I will deviate from my normal posts of paintings to share some notes about a lecture I would give to my children if they would pay attention (they often do – they are great kids!). It concerns the anatomy of everyday desires such as the desire to buy a new computer game (I am using the game “Far Cry” as an example). Here is how it goes:
I have often been gently accused by loved ones for being too preoccupied with suffering, darkness and even death. Many of my paintings such as this one and this one deal with suffering and uncertainty. No doubt I am guilty as charged. Because, like T.S Eliot,
I am moved by fancies that are curledAround these images, and cling:The notion of some infinitely gentleInfinitely suffering thing.
When I was eight years old, I watched the body of a loved one being lowered into the ground. I have never seen her since. I vividly recall the heart rendering cries of her close companion as the coffin was lowered. These things impact on us if we are sensitive and open to question things, and this changes our view and understanding of life.
At the very least, an awareness of the suffering of others, carrying knowledge that somewhere today someone is receiving news that will destroy their life as they know it, that innocent animals are being subjected to suffering, that somewhere a toddler is alone and confused – all this at the very least changes the meaning of everyday desires:
We also realise the cyclical and never-ending onslaught of desires and the deceptive idea that somewhere in the near future lies a situation where all desires are fulfilled, where we will once and for all be happy and remain so. I know I fall for this almost every week, despite having nearly 50 years of evidence to the contrary.
In his book The Law of Attention: Nada Yoga and the Way of Inner Vigilance, Edward Salim Micheal says:
Understanding death a little better helps one understand life a little better too, and understanding life a little better helps one understand death also a little better, until one finally arrives at discovering that these two conditions mysteriously merge into one another, revealing a state of non-differentiation between them—just as there is only one atmosphere surrounding the globe, unchanging in its essence, whether it is day or whether it is night.
Whenever I stop at a traffic light and sees a cattle truck pull in beside me, empty or full of anxious, gentle animals, I recall something that William James wrote:
The sentiment of honor is a very penetrating thing.
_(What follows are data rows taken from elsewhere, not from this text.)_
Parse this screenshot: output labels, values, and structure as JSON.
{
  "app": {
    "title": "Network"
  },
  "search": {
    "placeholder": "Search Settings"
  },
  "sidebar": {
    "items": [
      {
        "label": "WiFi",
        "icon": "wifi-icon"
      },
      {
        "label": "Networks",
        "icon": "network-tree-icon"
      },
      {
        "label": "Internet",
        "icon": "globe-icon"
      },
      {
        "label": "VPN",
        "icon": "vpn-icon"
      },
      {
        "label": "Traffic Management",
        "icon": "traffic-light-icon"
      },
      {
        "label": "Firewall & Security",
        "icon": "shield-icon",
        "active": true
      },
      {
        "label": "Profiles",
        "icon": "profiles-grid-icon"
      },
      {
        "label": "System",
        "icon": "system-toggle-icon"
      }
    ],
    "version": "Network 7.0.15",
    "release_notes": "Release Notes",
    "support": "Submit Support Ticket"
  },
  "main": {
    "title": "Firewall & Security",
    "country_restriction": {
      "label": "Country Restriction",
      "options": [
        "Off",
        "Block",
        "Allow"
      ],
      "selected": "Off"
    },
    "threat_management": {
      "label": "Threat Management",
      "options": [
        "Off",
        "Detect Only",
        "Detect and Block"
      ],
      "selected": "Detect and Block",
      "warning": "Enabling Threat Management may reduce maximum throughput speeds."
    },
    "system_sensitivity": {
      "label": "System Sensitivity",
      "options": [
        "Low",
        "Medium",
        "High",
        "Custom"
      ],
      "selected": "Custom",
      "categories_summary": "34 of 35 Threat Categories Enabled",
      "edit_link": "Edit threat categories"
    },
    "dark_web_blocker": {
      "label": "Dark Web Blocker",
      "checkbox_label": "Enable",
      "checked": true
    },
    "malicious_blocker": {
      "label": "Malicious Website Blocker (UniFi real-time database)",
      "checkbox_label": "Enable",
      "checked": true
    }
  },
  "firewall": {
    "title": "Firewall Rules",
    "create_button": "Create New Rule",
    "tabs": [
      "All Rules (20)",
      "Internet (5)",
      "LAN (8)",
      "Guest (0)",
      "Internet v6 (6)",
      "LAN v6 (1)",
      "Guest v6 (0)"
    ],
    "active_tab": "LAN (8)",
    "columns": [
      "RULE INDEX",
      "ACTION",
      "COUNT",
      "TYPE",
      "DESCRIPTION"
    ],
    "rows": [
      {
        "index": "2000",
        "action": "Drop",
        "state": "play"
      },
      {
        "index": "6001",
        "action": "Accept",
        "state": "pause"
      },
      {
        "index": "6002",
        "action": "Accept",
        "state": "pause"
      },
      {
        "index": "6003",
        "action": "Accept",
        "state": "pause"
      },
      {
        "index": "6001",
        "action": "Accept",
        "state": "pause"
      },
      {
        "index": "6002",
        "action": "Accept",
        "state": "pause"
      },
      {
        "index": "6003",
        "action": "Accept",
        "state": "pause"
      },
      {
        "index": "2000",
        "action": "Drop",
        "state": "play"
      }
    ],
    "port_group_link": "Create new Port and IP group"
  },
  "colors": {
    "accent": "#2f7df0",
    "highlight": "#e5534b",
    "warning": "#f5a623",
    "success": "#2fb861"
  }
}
When you and I, for instance, realize how many innocent beasts have had to suffer in cattle-cars and slaughter pens and lay down their lives that we may grow up, all fattened and clad, to sit here in comfort and carry on this discourse, it does, indeed, put our relation to the universe in a more solemn light.
He concludes that the acceptance of life on such terms – where we face the suffering of others and the world at large with honesty – impels us, if we are to live honourably, to take our share of suffering and do some self-denying service to others in return for all the lives upon which our lives are built.
Well, to be honest, this is probably a lecture I should practice myself before I could deliver it to my kids. The one who has arrived has a long way to go…